"We are at Dec. 13 and we have a legal requirement to get a map drawn and completed by February," Ahrens said. "We need to be starting to make decisions."
Wong also questioned whether the discussion at Monday's meeting was agendized in such a way that the board could take a vote, but Ahrens said the fact that it was a public hearing meant the trustees could take action.
Wong also disagreed with his colleagues preference for maps A and C. Instead, he favored maps B and C, with a particular interest in Map C, which is based on school district boundaries, and specific concern about Map A, which is based on city boundaries.
Wong questioned how cities were divided up in the draft maps. In particular, he asked Mitchell why Cupertino was split between multiple trustee areas in all three maps and why Los Altos and Mountain View were separated, with Los Altos in the same district as a part of Cupertino.
Prior to being elected to Foothill-De Anza's board, Wong served for nine years on the Cupertino City Council.
Mitchell said that Cupertino's size and geographic location within the district made it "impossible" not to divide the city. Cupertino is large enough to be its own trustee area, Mitchell said, but sits near the edge of the district, with slivers of Saratoga and San Jose to its south and east. Trustee areas must be contiguous and keeping Cupertino in one piece would mean cutting those other two cities off from the rest of the district, Mitchell said.
As for Mountain View and Los Altos, Mitchell said their placement in the center of the district makes it difficult to draw a map which combines them, without creating a "donut" shape, where the center area is prioritized and the other areas are split up around it.
Thus far, the plan to switch to trustee areas has received a relatively muted public response, with just one community member turning out to speak at Monday's meeting. A representative from the local chapter of the League of Women Voters addressed the board, praising the trustees for a fair and transparent process.
The district has stressed its interest in engaging the community in drawing trustee areas, with a website set up to explain the switch, advertisements in local newspapers and the ability for the public to submit suggested maps using an interactive online tool.
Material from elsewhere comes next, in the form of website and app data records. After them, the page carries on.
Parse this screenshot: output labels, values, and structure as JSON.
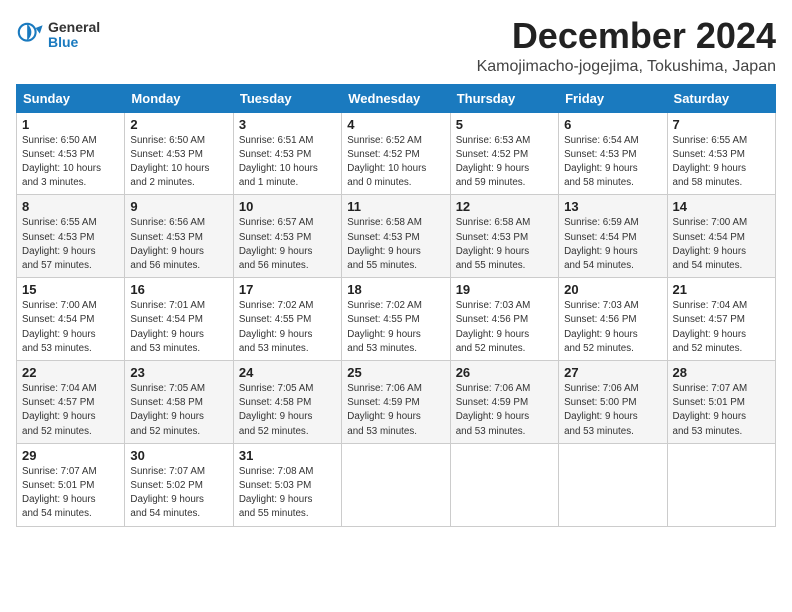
{
  "logo": {
    "general": "General",
    "blue": "Blue"
  },
  "header": {
    "month": "December 2024",
    "location": "Kamojimacho-jogejima, Tokushima, Japan"
  },
  "weekdays": [
    "Sunday",
    "Monday",
    "Tuesday",
    "Wednesday",
    "Thursday",
    "Friday",
    "Saturday"
  ],
  "weeks": [
    [
      {
        "day": "1",
        "info": "Sunrise: 6:50 AM\nSunset: 4:53 PM\nDaylight: 10 hours\nand 3 minutes."
      },
      {
        "day": "2",
        "info": "Sunrise: 6:50 AM\nSunset: 4:53 PM\nDaylight: 10 hours\nand 2 minutes."
      },
      {
        "day": "3",
        "info": "Sunrise: 6:51 AM\nSunset: 4:53 PM\nDaylight: 10 hours\nand 1 minute."
      },
      {
        "day": "4",
        "info": "Sunrise: 6:52 AM\nSunset: 4:52 PM\nDaylight: 10 hours\nand 0 minutes."
      },
      {
        "day": "5",
        "info": "Sunrise: 6:53 AM\nSunset: 4:52 PM\nDaylight: 9 hours\nand 59 minutes."
      },
      {
        "day": "6",
        "info": "Sunrise: 6:54 AM\nSunset: 4:53 PM\nDaylight: 9 hours\nand 58 minutes."
      },
      {
        "day": "7",
        "info": "Sunrise: 6:55 AM\nSunset: 4:53 PM\nDaylight: 9 hours\nand 58 minutes."
      }
    ],
    [
      {
        "day": "8",
        "info": "Sunrise: 6:55 AM\nSunset: 4:53 PM\nDaylight: 9 hours\nand 57 minutes."
      },
      {
        "day": "9",
        "info": "Sunrise: 6:56 AM\nSunset: 4:53 PM\nDaylight: 9 hours\nand 56 minutes."
      },
      {
        "day": "10",
        "info": "Sunrise: 6:57 AM\nSunset: 4:53 PM\nDaylight: 9 hours\nand 56 minutes."
      },
      {
        "day": "11",
        "info": "Sunrise: 6:58 AM\nSunset: 4:53 PM\nDaylight: 9 hours\nand 55 minutes."
      },
      {
        "day": "12",
        "info": "Sunrise: 6:58 AM\nSunset: 4:53 PM\nDaylight: 9 hours\nand 55 minutes."
      },
      {
        "day": "13",
        "info": "Sunrise: 6:59 AM\nSunset: 4:54 PM\nDaylight: 9 hours\nand 54 minutes."
      },
      {
        "day": "14",
        "info": "Sunrise: 7:00 AM\nSunset: 4:54 PM\nDaylight: 9 hours\nand 54 minutes."
      }
    ],
    [
      {
        "day": "15",
        "info": "Sunrise: 7:00 AM\nSunset: 4:54 PM\nDaylight: 9 hours\nand 53 minutes."
      },
      {
        "day": "16",
        "info": "Sunrise: 7:01 AM\nSunset: 4:54 PM\nDaylight: 9 hours\nand 53 minutes."
      },
      {
        "day": "17",
        "info": "Sunrise: 7:02 AM\nSunset: 4:55 PM\nDaylight: 9 hours\nand 53 minutes."
      },
      {
        "day": "18",
        "info": "Sunrise: 7:02 AM\nSunset: 4:55 PM\nDaylight: 9 hours\nand 53 minutes."
      },
      {
        "day": "19",
        "info": "Sunrise: 7:03 AM\nSunset: 4:56 PM\nDaylight: 9 hours\nand 52 minutes."
      },
      {
        "day": "20",
        "info": "Sunrise: 7:03 AM\nSunset: 4:56 PM\nDaylight: 9 hours\nand 52 minutes."
      },
      {
        "day": "21",
        "info": "Sunrise: 7:04 AM\nSunset: 4:57 PM\nDaylight: 9 hours\nand 52 minutes."
      }
    ],
    [
      {
        "day": "22",
        "info": "Sunrise: 7:04 AM\nSunset: 4:57 PM\nDaylight: 9 hours\nand 52 minutes."
      },
      {
        "day": "23",
        "info": "Sunrise: 7:05 AM\nSunset: 4:58 PM\nDaylight: 9 hours\nand 52 minutes."
      },
      {
        "day": "24",
        "info": "Sunrise: 7:05 AM\nSunset: 4:58 PM\nDaylight: 9 hours\nand 52 minutes."
      },
      {
        "day": "25",
        "info": "Sunrise: 7:06 AM\nSunset: 4:59 PM\nDaylight: 9 hours\nand 53 minutes."
      },
      {
        "day": "26",
        "info": "Sunrise: 7:06 AM\nSunset: 4:59 PM\nDaylight: 9 hours\nand 53 minutes."
      },
      {
        "day": "27",
        "info": "Sunrise: 7:06 AM\nSunset: 5:00 PM\nDaylight: 9 hours\nand 53 minutes."
      },
      {
        "day": "28",
        "info": "Sunrise: 7:07 AM\nSunset: 5:01 PM\nDaylight: 9 hours\nand 53 minutes."
      }
    ],
    [
      {
        "day": "29",
        "info": "Sunrise: 7:07 AM\nSunset: 5:01 PM\nDaylight: 9 hours\nand 54 minutes."
      },
      {
        "day": "30",
        "info": "Sunrise: 7:07 AM\nSunset: 5:02 PM\nDaylight: 9 hours\nand 54 minutes."
      },
      {
        "day": "31",
        "info": "Sunrise: 7:08 AM\nSunset: 5:03 PM\nDaylight: 9 hours\nand 55 minutes."
      },
      null,
      null,
      null,
      null
    ]
  ]
}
The district also released a communities of interest survey earlier this fall that garnered 17 responses, district spokesperson Becky Bartindale said.
According to Mitchell, the public feedback was used in creating the draft maps, which he presented to the board on Monday.